The data should be restated word for word, in full.

EXCERPTED DATA ▸
============

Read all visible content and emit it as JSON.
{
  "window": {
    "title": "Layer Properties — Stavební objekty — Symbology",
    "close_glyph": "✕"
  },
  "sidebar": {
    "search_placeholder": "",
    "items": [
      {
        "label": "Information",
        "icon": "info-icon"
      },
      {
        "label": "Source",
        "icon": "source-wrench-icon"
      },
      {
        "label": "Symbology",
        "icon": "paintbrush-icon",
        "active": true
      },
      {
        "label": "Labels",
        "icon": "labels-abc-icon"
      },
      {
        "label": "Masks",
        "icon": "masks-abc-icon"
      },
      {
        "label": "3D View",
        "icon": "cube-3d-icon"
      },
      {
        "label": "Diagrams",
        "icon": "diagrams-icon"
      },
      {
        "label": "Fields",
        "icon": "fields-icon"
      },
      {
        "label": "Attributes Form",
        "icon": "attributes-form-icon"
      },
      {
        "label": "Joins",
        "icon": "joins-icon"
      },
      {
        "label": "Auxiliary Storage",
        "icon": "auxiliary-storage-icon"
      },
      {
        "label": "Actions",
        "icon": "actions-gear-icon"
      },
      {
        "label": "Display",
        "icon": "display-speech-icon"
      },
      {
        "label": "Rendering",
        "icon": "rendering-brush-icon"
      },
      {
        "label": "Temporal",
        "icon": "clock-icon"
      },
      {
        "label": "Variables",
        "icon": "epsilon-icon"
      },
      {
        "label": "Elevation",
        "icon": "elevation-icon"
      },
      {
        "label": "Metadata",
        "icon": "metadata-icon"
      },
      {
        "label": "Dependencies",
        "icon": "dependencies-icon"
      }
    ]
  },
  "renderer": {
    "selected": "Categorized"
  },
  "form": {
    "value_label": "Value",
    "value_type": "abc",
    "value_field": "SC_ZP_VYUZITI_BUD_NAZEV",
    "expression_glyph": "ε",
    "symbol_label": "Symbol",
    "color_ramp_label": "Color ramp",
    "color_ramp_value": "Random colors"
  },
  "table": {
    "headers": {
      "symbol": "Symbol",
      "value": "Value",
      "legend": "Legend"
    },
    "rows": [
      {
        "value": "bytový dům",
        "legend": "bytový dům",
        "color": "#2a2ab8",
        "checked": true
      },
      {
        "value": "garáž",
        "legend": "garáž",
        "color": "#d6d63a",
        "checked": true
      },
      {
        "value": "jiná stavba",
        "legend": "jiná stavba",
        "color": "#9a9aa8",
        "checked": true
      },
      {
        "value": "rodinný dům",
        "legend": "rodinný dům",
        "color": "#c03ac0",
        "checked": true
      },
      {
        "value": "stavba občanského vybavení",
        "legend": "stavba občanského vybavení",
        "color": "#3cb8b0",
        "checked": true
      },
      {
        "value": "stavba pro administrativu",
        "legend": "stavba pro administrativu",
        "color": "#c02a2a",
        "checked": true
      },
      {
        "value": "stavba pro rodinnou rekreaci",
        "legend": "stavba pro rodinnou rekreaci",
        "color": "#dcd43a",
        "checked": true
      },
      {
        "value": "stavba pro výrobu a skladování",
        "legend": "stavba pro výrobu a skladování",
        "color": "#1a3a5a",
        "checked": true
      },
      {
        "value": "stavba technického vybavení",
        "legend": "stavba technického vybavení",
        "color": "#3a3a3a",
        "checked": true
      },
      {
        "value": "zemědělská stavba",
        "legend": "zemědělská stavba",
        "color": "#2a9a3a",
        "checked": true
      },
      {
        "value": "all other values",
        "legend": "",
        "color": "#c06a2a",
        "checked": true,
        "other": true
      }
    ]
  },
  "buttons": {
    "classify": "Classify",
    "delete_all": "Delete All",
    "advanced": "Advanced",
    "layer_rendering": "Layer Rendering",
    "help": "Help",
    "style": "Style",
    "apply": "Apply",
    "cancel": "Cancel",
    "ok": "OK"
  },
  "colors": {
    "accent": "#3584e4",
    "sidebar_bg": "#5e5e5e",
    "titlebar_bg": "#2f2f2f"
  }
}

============

TASK RESULT ▸
Read all visible content and emit it as JSON.
{
  "window": {
    "title": "Layer Properties — Stavební objekty — Symbology",
    "close_glyph": "✕"
  },
  "sidebar": {
    "search_placeholder": "",
    "items": [
      {
        "label": "Information",
        "icon": "info-icon"
      },
      {
        "label": "Source",
        "icon": "source-wrench-icon"
      },
      {
        "label": "Symbology",
        "icon": "paintbrush-icon",
        "active": true
      },
      {
        "label": "Labels",
        "icon": "labels-abc-icon"
      },
      {
        "label": "Masks",
        "icon": "masks-abc-icon"
      },
      {
        "label": "3D View",
        "icon": "cube-3d-icon"
      },
      {
        "label": "Diagrams",
        "icon": "diagrams-icon"
      },
      {
        "label": "Fields",
        "icon": "fields-icon"
      },
      {
        "label": "Attributes Form",
        "icon": "attributes-form-icon"
      },
      {
        "label": "Joins",
        "icon": "joins-icon"
      },
      {
        "label": "Auxiliary Storage",
        "icon": "auxiliary-storage-icon"
      },
      {
        "label": "Actions",
        "icon": "actions-gear-icon"
      },
      {
        "label": "Display",
        "icon": "display-speech-icon"
      },
      {
        "label": "Rendering",
        "icon": "rendering-brush-icon"
      },
      {
        "label": "Temporal",
        "icon": "clock-icon"
      },
      {
        "label": "Variables",
        "icon": "epsilon-icon"
      },
      {
        "label": "Elevation",
        "icon": "elevation-icon"
      },
      {
        "label": "Metadata",
        "icon": "metadata-icon"
      },
      {
        "label": "Dependencies",
        "icon": "dependencies-icon"
      }
    ]
  },
  "renderer": {
    "selected": "Categorized"
  },
  "form": {
    "value_label": "Value",
    "value_type": "abc",
    "value_field": "SC_ZP_VYUZITI_BUD_NAZEV",
    "expression_glyph": "ε",
    "symbol_label": "Symbol",
    "color_ramp_label": "Color ramp",
    "color_ramp_value": "Random colors"
  },
  "table": {
    "headers": {
      "symbol": "Symbol",
      "value": "Value",
      "legend": "Legend"
    },
    "rows": [
      {
        "value": "bytový dům",
        "legend": "bytový dům",
        "color": "#2a2ab8",
        "checked": true
      },
      {
        "value": "garáž",
        "legend": "garáž",
        "color": "#d6d63a",
        "checked": true
      },
      {
        "value": "jiná stavba",
        "legend": "jiná stavba",
        "color": "#9a9aa8",
        "checked": true
      },
      {
        "value": "rodinný dům",
        "legend": "rodinný dům",
        "color": "#c03ac0",
        "checked": true
      },
      {
        "value": "stavba občanského vybavení",
        "legend": "stavba občanského vybavení",
        "color": "#3cb8b0",
        "checked": true
      },
      {
        "value": "stavba pro administrativu",
        "legend": "stavba pro administrativu",
        "color": "#c02a2a",
        "checked": true
      },
      {
        "value": "stavba pro rodinnou rekreaci",
        "legend": "stavba pro rodinnou rekreaci",
        "color": "#dcd43a",
        "checked": true
      },
      {
        "value": "stavba pro výrobu a skladování",
        "legend": "stavba pro výrobu a skladování",
        "color": "#1a3a5a",
        "checked": true
      },
      {
        "value": "stavba technického vybavení",
        "legend": "stavba technického vybavení",
        "color": "#3a3a3a",
        "checked": true
      },
      {
        "value": "zemědělská stavba",
        "legend": "zemědělská stavba",
        "color": "#2a9a3a",
        "checked": true
      },
      {
        "value": "all other values",
        "legend": "",
        "color": "#c06a2a",
        "checked": true,
        "other": true
      }
    ]
  },
  "buttons": {
    "classify": "Classify",
    "delete_all": "Delete All",
    "advanced": "Advanced",
    "layer_rendering": "Layer Rendering",
    "help": "Help",
    "style": "Style",
    "apply": "Apply",
    "cancel": "Cancel",
    "ok": "OK"
  },
  "colors": {
    "accent": "#3584e4",
    "sidebar_bg": "#5e5e5e",
    "titlebar_bg": "#2f2f2f"
  }
}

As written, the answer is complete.